We've seen Con Air, on TNT more than a few times. We know what Hollywood thinks of Fresno.
We're the go-to fail-safe city. Toss a guy from a plane, say he lands in the middle of traffic in downtown Fresno. Film the scene wherever you want. No one will know the difference.
That's Fresno a place most people have heard of, but few have actually been.
But can't we be more?
That'll be the question of the day at Fresno Filmmakers Forum, Oct. 27, at the Warnors Center for the Performing Arts. The city's first-ever film industry conference, the all-day event will feature technical workshops, a panel discussion and a brainstorming session examining ways to create a viable film industry in the San Joaquin Valley.
Organized by the Fresno Film and Entertainment Commission, Creative Fresno, and the local Entandem Productions, the event is open to film and video professionals, students and amateurs anyone, really, who works in local film or video production, wants to make independent films, or just support the development of a film industry in the Valley (and tickets are cheap $10 in advance, $15 day of).
And yes, that means you.
Local filmmakers tend to work in their own little bubbles, says Suzane Bertz-Rosa, a Creative Fresno board member and filmmaker. They don't have the visability or support of say an ArtHop, or the Rogue Festival. They might not even be aware there are others like them in town.
But there are.

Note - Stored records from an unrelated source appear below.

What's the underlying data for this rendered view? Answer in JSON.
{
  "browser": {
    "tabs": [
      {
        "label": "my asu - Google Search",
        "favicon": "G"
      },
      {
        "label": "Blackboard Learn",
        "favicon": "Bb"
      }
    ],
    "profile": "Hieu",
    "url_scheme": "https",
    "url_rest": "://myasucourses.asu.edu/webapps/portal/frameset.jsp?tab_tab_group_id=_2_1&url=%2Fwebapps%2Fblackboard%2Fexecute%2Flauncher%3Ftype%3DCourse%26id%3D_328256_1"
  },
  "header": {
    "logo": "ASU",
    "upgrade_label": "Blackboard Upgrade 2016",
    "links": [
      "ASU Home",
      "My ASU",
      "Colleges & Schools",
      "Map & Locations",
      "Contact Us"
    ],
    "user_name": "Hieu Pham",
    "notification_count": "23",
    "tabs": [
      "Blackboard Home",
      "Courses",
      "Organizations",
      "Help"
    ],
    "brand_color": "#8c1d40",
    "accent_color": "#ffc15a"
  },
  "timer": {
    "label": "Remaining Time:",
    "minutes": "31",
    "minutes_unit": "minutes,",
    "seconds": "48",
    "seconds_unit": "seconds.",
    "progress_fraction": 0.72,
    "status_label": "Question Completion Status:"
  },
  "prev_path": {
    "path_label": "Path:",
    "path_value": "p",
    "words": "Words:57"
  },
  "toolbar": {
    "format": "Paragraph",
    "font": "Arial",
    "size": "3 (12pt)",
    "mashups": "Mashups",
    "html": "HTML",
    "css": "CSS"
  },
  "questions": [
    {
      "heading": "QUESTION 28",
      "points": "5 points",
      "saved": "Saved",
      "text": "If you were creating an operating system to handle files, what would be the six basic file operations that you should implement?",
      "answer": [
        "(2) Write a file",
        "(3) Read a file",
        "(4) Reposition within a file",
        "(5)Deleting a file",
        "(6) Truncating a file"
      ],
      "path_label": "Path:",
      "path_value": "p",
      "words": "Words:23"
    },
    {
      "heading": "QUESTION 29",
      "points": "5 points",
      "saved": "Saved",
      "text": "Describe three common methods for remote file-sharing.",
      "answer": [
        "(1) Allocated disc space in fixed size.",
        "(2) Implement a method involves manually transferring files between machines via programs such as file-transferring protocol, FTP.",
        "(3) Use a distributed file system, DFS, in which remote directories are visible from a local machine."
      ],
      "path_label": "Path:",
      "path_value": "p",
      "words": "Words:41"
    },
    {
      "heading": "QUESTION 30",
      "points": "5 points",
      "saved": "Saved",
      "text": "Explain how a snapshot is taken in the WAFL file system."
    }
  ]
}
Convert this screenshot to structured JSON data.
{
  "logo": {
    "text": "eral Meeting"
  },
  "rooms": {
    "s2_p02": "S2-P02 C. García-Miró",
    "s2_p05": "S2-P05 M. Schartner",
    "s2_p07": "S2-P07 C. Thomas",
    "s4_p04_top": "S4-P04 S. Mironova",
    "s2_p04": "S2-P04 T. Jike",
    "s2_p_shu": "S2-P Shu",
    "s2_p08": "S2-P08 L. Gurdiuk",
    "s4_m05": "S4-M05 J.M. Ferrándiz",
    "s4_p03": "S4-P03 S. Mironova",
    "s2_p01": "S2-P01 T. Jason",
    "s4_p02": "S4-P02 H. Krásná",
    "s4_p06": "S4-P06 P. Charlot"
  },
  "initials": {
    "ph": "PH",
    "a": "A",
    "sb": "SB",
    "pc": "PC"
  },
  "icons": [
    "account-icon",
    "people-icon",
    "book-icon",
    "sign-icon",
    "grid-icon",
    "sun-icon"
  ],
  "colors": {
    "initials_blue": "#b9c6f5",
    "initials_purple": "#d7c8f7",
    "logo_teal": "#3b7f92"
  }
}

In growing numbers, says Christine Autrant Mitchell, President of Entandem Productions, which is currently working on a Fresno documentary. I hear about new production companies being established more and more often. The main reason for the forum, she says, is to get everyone in the industry aware of each other.
But this is about more than home-grown filmmakers.
This is economics.
Film productions make us money.
A single commercial film or television shoot can have an economic impact of $25,000 to $95,000 a day, according to the Association of Film Commissioners International. The recent Paramount production brought a $200,000 influx to local businesses. And developing Fresno's film industry will build the infrastructure to keep those on-location shoots coming, says Fresno Film and Entertainment Commissioner Ray Arthur.
And we're close to L.A.
Major studios already know that Fresno is a great place for on-location film production. Expanding our own local industry, facilities and trained personnel will make us even more attractive, while creating very competitive companies right here, Arthur says.
The seven speakers and panelists include: John Hall, Chairman of Fresno
Reel Pride and Director of Development and the Fresno Metropolitan
Museum; Cherie Franklin, acting coach and actress; Jeff Hall, President
of Maximus Media Inc.; John Kelly, director of photography; Jerry Lee,
Vice President of Programming and Partnerships, Valley Public
Television; Ashley Swearengin, Chief Operations Officer, Regional Jobs
Initiative; Robert Thissen, writer and director and Kerry Yo Nakagawa,
author, historian, producer and educator.